St Vincent- The Dark side of Murray

St vincent Fall 2014Bill Murray’s Vincent doesn’t want to know his neighbors. And when Melissa McCarthy, his neighbor, finally becomes laden with pain and misery, she knows better than to tell her crabby neighbor Vincent. “It’s a long story” is all she volunteers, knowing he couldn’t be bothered with the details of her sorrow. Yet he reaches out to her in the most telling and cursory way. It’s a pivotal moment, yet a quiet one in an uneven film. “What’s the punch line?” he asks. For this character to even ask is a major breakthrough.

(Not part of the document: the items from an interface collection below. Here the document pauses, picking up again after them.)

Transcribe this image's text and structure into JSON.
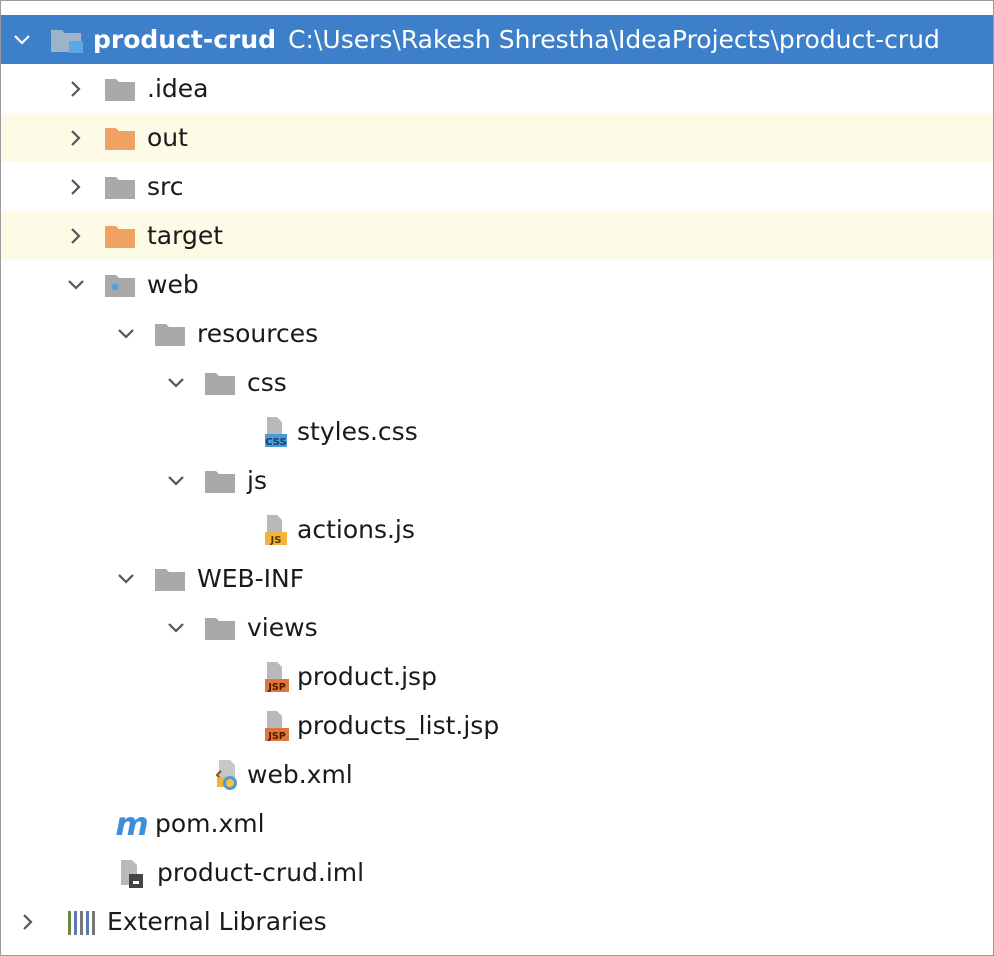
{
  "colors": {
    "selection": "#3d7fc8",
    "excluded_row": "#fdfbe6",
    "folder_gray": "#a9a9a9",
    "folder_orange": "#f0a264",
    "css_badge": "#4a9bd8",
    "js_badge": "#f0b53c",
    "jsp_badge": "#e0763a"
  },
  "tree": {
    "root": {
      "name": "product-crud",
      "path": "C:\\Users\\Rakesh Shrestha\\IdeaProjects\\product-crud",
      "icon": "module-folder-icon"
    },
    "idea": {
      "label": ".idea",
      "icon": "folder-icon"
    },
    "out": {
      "label": "out",
      "icon": "excluded-folder-icon"
    },
    "src": {
      "label": "src",
      "icon": "folder-icon"
    },
    "target": {
      "label": "target",
      "icon": "excluded-folder-icon"
    },
    "web": {
      "label": "web",
      "icon": "web-folder-icon"
    },
    "resources": {
      "label": "resources",
      "icon": "folder-icon"
    },
    "css": {
      "label": "css",
      "icon": "folder-icon"
    },
    "styles_css": {
      "label": "styles.css",
      "icon": "css-file-icon",
      "badge": "CSS"
    },
    "js": {
      "label": "js",
      "icon": "folder-icon"
    },
    "actions_js": {
      "label": "actions.js",
      "icon": "js-file-icon",
      "badge": "JS"
    },
    "web_inf": {
      "label": "WEB-INF",
      "icon": "folder-icon"
    },
    "views": {
      "label": "views",
      "icon": "folder-icon"
    },
    "product_jsp": {
      "label": "product.jsp",
      "icon": "jsp-file-icon",
      "badge": "JSP"
    },
    "products_list_jsp": {
      "label": "products_list.jsp",
      "icon": "jsp-file-icon",
      "badge": "JSP"
    },
    "web_xml": {
      "label": "web.xml",
      "icon": "web-xml-file-icon"
    },
    "pom_xml": {
      "label": "pom.xml",
      "icon": "maven-icon",
      "glyph": "m"
    },
    "iml": {
      "label": "product-crud.iml",
      "icon": "iml-file-icon"
    },
    "external_libraries": {
      "label": "External Libraries",
      "icon": "library-icon"
    }
  }
}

The film, St Vincent, is a dramatic one with occasional touches of the signature comic relief we’ve come to expect from Bill Murray. The showstopper is the child that binds the curmudgeonly character to the rest of the plot. Without him, the film becomes unworkable. The knocks on this plot come from critics pointing out the fable elements of the story which are introduced late in the film. But there’s not enough saccharine sweetness to throw off the rhythm of the basic premise-St. Vincent is no saint. However, looking beneath the dark surface, there is also light. That is the point. This is Murray’s film, and he plays the part well. No one else would attempt this unique role, or be able to pull it off as Bill Murray does.
The dark side of Murray has always been on display. It took St. Vincent to shine the light on a gifted actor born to play the role of this particular curmudgeon with a heart of gold buried deep inside. There are some 6 degree elements when you consider Jack Nicholson’s take on the funny miser in “As Good as it Gets”. But for the most part, this is simply Bill Murray, warts and all, on display as we’ve never seen him. There were some hints of the dark side in “Scrooged”, but Murray was simply too young to play a full blown bore. And we’ve always known he’s had it in him to play this darker version of himself. Without holding back, he is spot on, hitting all his marks with humor and bad grace.

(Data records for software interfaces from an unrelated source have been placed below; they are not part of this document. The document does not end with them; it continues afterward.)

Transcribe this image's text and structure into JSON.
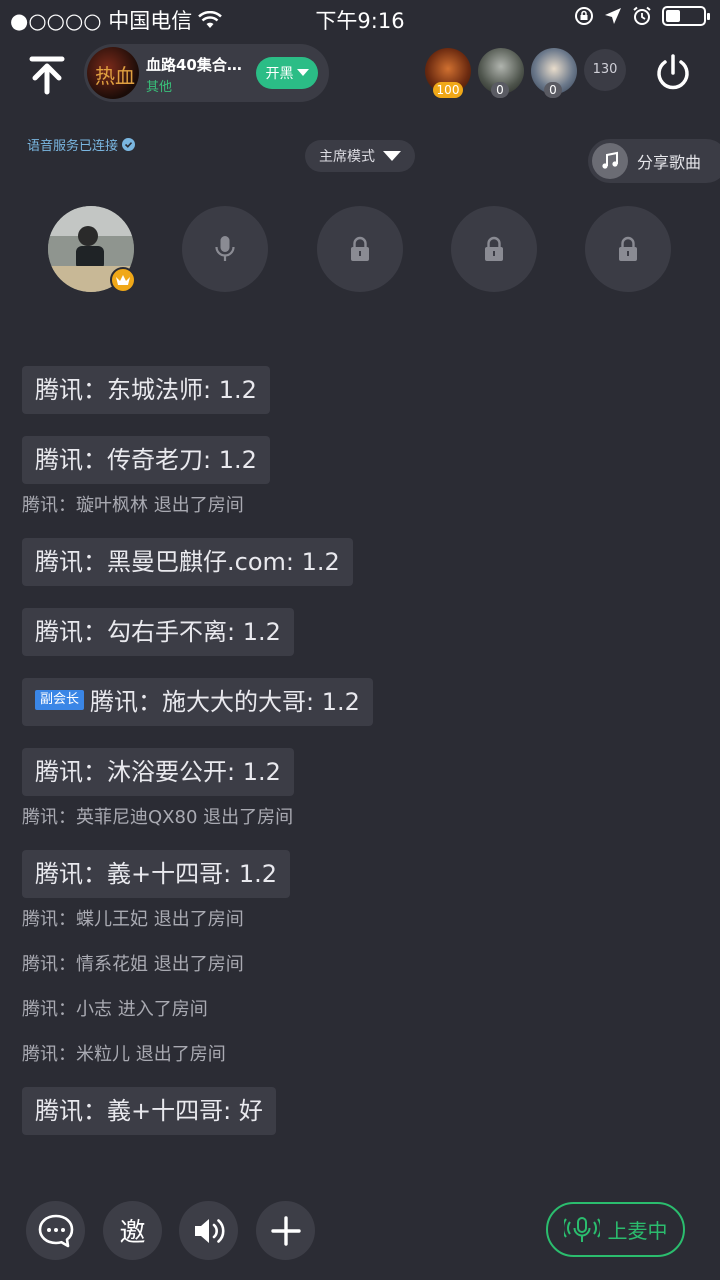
{
  "status_bar": {
    "carrier": "●○○○○ 中国电信",
    "time": "下午9:16"
  },
  "room": {
    "cover_text": "热血",
    "name": "血路40集合…",
    "category": "其他",
    "kaihei_label": "开黑"
  },
  "viewers": [
    {
      "badge": "100",
      "badge_color": "#f0a818"
    },
    {
      "badge": "0",
      "badge_color": "#5a5b63"
    },
    {
      "badge": "0",
      "badge_color": "#5a5b63"
    }
  ],
  "online_count": "130",
  "voice_status": "语音服务已连接",
  "mode": "主席模式",
  "share_song_label": "分享歌曲",
  "seats": [
    {
      "type": "host",
      "icon": "avatar-crown"
    },
    {
      "type": "open",
      "icon": "mic-icon"
    },
    {
      "type": "locked",
      "icon": "lock-icon"
    },
    {
      "type": "locked",
      "icon": "lock-icon"
    },
    {
      "type": "locked",
      "icon": "lock-icon"
    }
  ],
  "chat": [
    {
      "kind": "bubble",
      "text": "腾讯：东城法师: 1.2"
    },
    {
      "kind": "bubble",
      "text": "腾讯：传奇老刀: 1.2"
    },
    {
      "kind": "system",
      "text": "腾讯：璇叶枫林 退出了房间"
    },
    {
      "kind": "bubble",
      "text": "腾讯：黑曼巴麒仔.com: 1.2"
    },
    {
      "kind": "bubble",
      "text": "腾讯：勾右手不离: 1.2"
    },
    {
      "kind": "bubble",
      "badge": "副会长",
      "text": "腾讯：施大大的大哥: 1.2"
    },
    {
      "kind": "bubble",
      "text": "腾讯：沐浴要公开: 1.2"
    },
    {
      "kind": "system",
      "text": "腾讯：英菲尼迪QX80 退出了房间"
    },
    {
      "kind": "bubble",
      "text": "腾讯：義+十四哥: 1.2"
    },
    {
      "kind": "system",
      "text": "腾讯：蝶儿王妃 退出了房间"
    },
    {
      "kind": "system",
      "text": "腾讯：情系花姐 退出了房间"
    },
    {
      "kind": "system",
      "text": "腾讯：小志 进入了房间"
    },
    {
      "kind": "system",
      "text": "腾讯：米粒儿 退出了房间"
    },
    {
      "kind": "bubble",
      "text": "腾讯：義+十四哥: 好"
    }
  ],
  "bottom_bar": {
    "invite_label": "邀",
    "mic_label": "上麦中",
    "accent": "#2bbd6e"
  }
}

If you love Bill Murray, you should complete the circle and see this film. We’ve known him as the wise guy, the talk show persona, his Saturday Night Live characters, the comic hero & legend, and then there’s the dark side of Murray. Here is the maverick who doesn’t give a damn, but we like and admire the honesty on display. The wit is still there, without the charm. Don’t be fooled by the previews, this is not one of the early Murray comedies. This is more a dramedy, perhaps. But it’s well worth the effort for those who’ve loved the characters that Bill Murray has portrayed through the years. St. Vincent is one that completes the circle.